As a principal, I believe we can deal with a lot of bad behavior before the behavior ever begins. Through proactively establishing relationships with students, we create a classroom and building environment that supports students. However, there will always be students who do not have proper behavior skills that need the experience of seeing the principal and talking about behavior. Some students need to experience tougher disciplinary measures such as detention or suspension and that works to stop bad behavior for some of them. Unfortunately, there are other students who do not learn lessons through suspension, and ultimately can no longer attend our schools.
The Bad Kid
Parents worry that their child is being labeled as the “bad” kid. It’s unfortunate that this happens but it does happen in schools, and it’s not just because of teachers and administrators. A student who has a history of bad behavior is labeled the bad kid by adults, and that includes parents of other children. When that happens, those children who are labeled are least likely to be asked over to a friend’s house or to a peer’s birthday party. Parents of other children fear the “bad kid.” They do not want their child to be “guilty by association.”
However, the bad kid stigma is a complicated issue because it really is a case by case basis. There are a variety of reasons why children get labeled as bad. By giving the following reasons, I am not condoning the issue, just providing some examples why it happens.
- Consistently speak up in opposition to a teacher
- Do not finish their class work or homework
- Have a sense of humor that does not jive with that of the teacher
- Have had behavior issues year after year which have not changed
- Have a tough time with peer relations
The reality is that there are children who have bad behavior. Some of these children learn it from home because that is the type of behavior their parents role model. Other times it’s a child who is testing the waters and acting out so they can be seen and heard by adults and peers. We see students who will act out negatively because any attention is good attention even if it is for bad reasons.
Part of schooling is to get students to fit into society. I do not think that all students need to be from a cookie cutter model where they all behave when we ask them to and are perfect day in and day out. That would be an unrealistic goal, considering I can’t even promise that in my own behavior on a daily basis. The important aspect of bad behavior is teaching students how to keep a handle on it. The true issue is when we (educators, parents, children) cannot get bad behavior to end and it disrupts their own learning as well as the learning of students around them.
The Role of Parents
There are parents who will not provide honest feedback to schools about their children. In my experience, there have been parents who will not admit that their children are a discipline issue at home because they do not trust the school system and believe that by admitting their child is an issue at home they are somehow a bad parent, which is unfortunate. In addition, some parents believe a child’s bad behavior stems from a personality conflict between a child and the teacher, which can be a reality.

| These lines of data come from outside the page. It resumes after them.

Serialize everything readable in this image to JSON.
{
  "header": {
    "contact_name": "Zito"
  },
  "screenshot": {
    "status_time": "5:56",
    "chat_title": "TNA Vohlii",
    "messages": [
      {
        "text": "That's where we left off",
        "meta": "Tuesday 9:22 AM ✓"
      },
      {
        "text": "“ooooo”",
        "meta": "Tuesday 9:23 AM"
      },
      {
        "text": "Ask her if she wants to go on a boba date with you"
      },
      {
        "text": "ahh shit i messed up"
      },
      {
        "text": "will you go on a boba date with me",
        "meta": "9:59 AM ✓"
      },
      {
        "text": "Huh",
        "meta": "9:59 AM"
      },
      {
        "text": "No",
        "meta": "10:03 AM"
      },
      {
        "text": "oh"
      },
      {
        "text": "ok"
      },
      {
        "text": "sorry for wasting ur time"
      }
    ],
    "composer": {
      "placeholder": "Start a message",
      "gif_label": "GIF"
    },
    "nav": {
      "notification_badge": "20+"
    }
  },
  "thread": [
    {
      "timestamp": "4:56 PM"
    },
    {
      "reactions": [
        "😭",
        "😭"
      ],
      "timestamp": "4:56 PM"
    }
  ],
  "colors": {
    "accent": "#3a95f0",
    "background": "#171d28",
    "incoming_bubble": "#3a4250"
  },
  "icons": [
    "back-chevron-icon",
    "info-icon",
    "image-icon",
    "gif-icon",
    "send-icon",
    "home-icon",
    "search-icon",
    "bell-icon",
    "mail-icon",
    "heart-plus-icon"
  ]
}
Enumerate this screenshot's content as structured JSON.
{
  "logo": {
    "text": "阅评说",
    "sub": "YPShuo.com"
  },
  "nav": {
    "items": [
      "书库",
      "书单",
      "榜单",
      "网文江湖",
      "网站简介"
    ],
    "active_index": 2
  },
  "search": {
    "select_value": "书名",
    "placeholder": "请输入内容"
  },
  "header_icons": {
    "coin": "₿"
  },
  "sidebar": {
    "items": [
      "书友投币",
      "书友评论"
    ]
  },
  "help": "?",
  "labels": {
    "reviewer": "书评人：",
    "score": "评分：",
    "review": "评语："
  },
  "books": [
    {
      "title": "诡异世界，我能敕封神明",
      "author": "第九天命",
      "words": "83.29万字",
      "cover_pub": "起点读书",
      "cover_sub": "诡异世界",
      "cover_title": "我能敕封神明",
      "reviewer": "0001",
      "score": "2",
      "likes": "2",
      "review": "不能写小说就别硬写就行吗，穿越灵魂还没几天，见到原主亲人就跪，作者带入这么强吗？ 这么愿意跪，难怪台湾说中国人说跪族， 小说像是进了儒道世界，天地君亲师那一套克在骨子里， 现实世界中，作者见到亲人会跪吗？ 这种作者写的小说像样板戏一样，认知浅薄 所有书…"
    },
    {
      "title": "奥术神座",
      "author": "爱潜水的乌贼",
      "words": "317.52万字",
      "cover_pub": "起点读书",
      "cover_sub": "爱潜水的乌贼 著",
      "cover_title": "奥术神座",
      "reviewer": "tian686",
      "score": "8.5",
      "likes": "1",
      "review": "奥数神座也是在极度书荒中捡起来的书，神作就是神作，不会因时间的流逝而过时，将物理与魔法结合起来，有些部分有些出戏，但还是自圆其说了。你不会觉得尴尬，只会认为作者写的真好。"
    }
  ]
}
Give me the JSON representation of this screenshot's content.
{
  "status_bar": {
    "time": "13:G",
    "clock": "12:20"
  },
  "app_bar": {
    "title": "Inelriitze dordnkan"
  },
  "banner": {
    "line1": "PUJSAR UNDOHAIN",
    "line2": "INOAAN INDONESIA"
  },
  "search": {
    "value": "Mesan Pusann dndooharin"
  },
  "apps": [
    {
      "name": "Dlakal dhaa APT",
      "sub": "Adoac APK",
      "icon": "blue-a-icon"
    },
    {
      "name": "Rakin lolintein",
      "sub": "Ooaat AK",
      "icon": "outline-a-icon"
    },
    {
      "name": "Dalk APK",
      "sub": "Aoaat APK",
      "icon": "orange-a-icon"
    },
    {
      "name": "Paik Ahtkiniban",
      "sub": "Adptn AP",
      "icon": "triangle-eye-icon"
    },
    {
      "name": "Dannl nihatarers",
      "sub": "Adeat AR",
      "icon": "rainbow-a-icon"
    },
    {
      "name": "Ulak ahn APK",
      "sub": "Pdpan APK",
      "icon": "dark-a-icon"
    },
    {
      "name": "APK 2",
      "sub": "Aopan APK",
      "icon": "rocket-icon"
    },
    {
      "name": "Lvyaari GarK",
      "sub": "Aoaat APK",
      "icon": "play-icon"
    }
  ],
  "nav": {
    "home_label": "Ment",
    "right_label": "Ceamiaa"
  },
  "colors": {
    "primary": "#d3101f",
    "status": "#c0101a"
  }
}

The following questions are important to take into consideration:
- Are they really making bad choices and the parents are not accepting it?
- Has the child consistently had issues that have not been properly addressed?
- Is the child a target of the teacher because their behavior sticks out more than other children?
- Is it possible that the child is displaying the same behavior as other children but because of a reputation, they are the only one who gets caught?
- Do the parents encourage bad behavior out of their child?
- Is the bad behavior really masking an issue at home?
- Is the bad behavior really masking an academic issue?
We need to understand that if there is a disconnect between home behavior and school behavior it needs to be addressed through a meeting with the teacher and the principal. Ignoring an issue will only create resentment between school and home which does not help anyone, especially the child. Only through honest discussions on the part of all parties can the stigma of being a bad child disappear.
Tune-Ups and Clean Slates
Unfortunately, not all students are given a clean slate every year. Other times, students who are given a clean slate are self-destructive and the clean slate is quickly replaced with the stigma of being a bad child once again.
Some students, for internal (i.e. social-emotional) and external (i.e. issues at home, issues with peers, etc) refuse to move forward and get along with others. Although they make it very difficult for us to want to help them, these students need our help and not our criticism. Some of those students who are labeled as a “bad kid” desperately need our help and have no idea how to ask for it, which is when positive role models at home and school can make a big difference.
Follow Peter on Twitter.
The opinions expressed in Peter DeWitt’s Finding Common Ground are strictly those of the author(s) and do not reflect the opinions or endorsement of Editorial Projects in Education, or any of its publications.